Mr. Casao is available for one-on-one sessions as he visits brigade and battalion locations and will provide EEO-related training to reinforce our understanding of the EEO process and diversity issues. 

He is a welcomed asset to our command.

Mr. Casao can be reached at (502) 626-0067 or email: fernando.e.casao.civ@mail.mil.

<![CDATA[Ensuring Future Soldiers are safe until they Ship]]>Thu, 08 May 2014 14:46:33 GMThttp://www.therecruiterjournal.com/command-columns/ensuring-future-soldiers-are-safe-until-the-day-they-shipPicture

OPSEC and personal safety should be in the front of everyone's mind, including applicants who are processing to become Future Soldiers. Parents and spouses entrust us to safeguard their loved ones and return them unharmed.

A steady increase in incidents has resulted in our need to reinforce standards of conduct for applicants and shippers while staying at military contracted hotels. USAREC G3 will ensure that all recruiting centers have access to the current MEPCOM Security Handout.

We must safeguard those who volunteer to serve our nation alongside us while they are under our charge.

Below are the talking points each applicant, Future Soldier and shipper should receive prior to checking into a military contracted hotel. Ensure that they understand the talking points and the reason for the emphasis on their safety.
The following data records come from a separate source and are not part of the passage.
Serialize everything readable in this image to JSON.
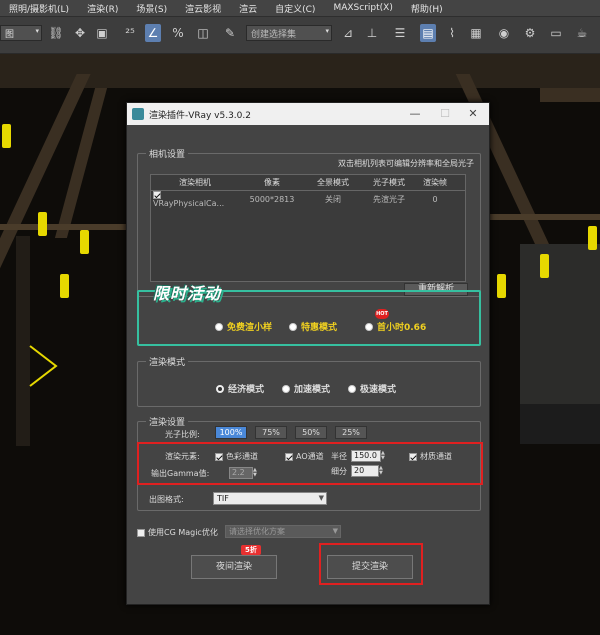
{
  "menubar": {
    "items": [
      "照明/摄影机(L)",
      "渲染(R)",
      "场景(S)",
      "渲云影视",
      "渲云",
      "自定义(C)",
      "MAXScript(X)",
      "帮助(H)"
    ]
  },
  "toolbar": {
    "view_select": "图",
    "named_selection": "创建选择集"
  },
  "dialog": {
    "title": "渲染插件-VRay v5.3.0.2",
    "minimize": "—",
    "maximize": "☐",
    "close": "✕",
    "camera": {
      "group_title": "相机设置",
      "hint": "双击相机列表可编辑分辨率和全局光子",
      "columns": [
        "渲染相机",
        "像素",
        "全景模式",
        "光子模式",
        "渲染帧"
      ],
      "rows": [
        {
          "camera": "VRayPhysicalCa...",
          "pixels": "5000*2813",
          "panorama": "关闭",
          "photon": "先渲光子",
          "frame": "0"
        }
      ],
      "reparse": "重新解析"
    },
    "promo": {
      "title": "限时活动",
      "options": [
        "免费渲小样",
        "特惠模式",
        "首小时0.66"
      ],
      "hot": "HOT"
    },
    "render_mode": {
      "group_title": "渲染模式",
      "options": [
        "经济模式",
        "加速模式",
        "极速模式"
      ]
    },
    "render_settings": {
      "group_title": "渲染设置",
      "photon_ratio_label": "光子比例:",
      "ratios": [
        "100%",
        "75%",
        "50%",
        "25%"
      ],
      "elements_label": "渲染元素:",
      "color_channel": "色彩通道",
      "ao_channel": "AO通道",
      "radius_label": "半径",
      "radius_value": "150.0",
      "material_channel": "材质通道",
      "gamma_label": "输出Gamma值:",
      "gamma_value": "2.2",
      "subdiv_label": "细分",
      "subdiv_value": "20",
      "format_label": "出图格式:",
      "format_value": "TIF"
    },
    "cg_magic": {
      "label": "使用CG Magic优化",
      "placeholder": "请选择优化方案"
    },
    "night_render": "夜间渲染",
    "discount": "5折",
    "submit": "提交渲染"
  }
}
Talking points for the hotel:

1.   Do not give out personal information over the phone. MEPS or recruiting personnel WILL NOT call your hotel room asking you questions.

2.   Do not give out your room number to anyone you do not personally know.

3.   Do not invite anyone into your room.

4.   Do not accept anyone else's invitation into his/her room.

5.   Do not swim alone in the hotel pool.

6.   Always keep your room key with you at all times.

7.   Follow all posted hotel security rules.

8.   Do not have your "pre-shipping" party at the contracted hotel the night before you ship. This party should be done with family and friends prior to the day you go to the hotel to ship to BCT.

9.   If you leave the hotel for any reason, ensure you are with a battle buddy.

10.   Do not bring any type of weapon or knives to the hotel.

11.   Do not drink alcohol.

12.   Do not bring valuables or large sums of money.

13.   No horse play or any behavior that may be disruptive or injure others.

Strength Starts Here!

MG Allen W. Batschelet

Strength 6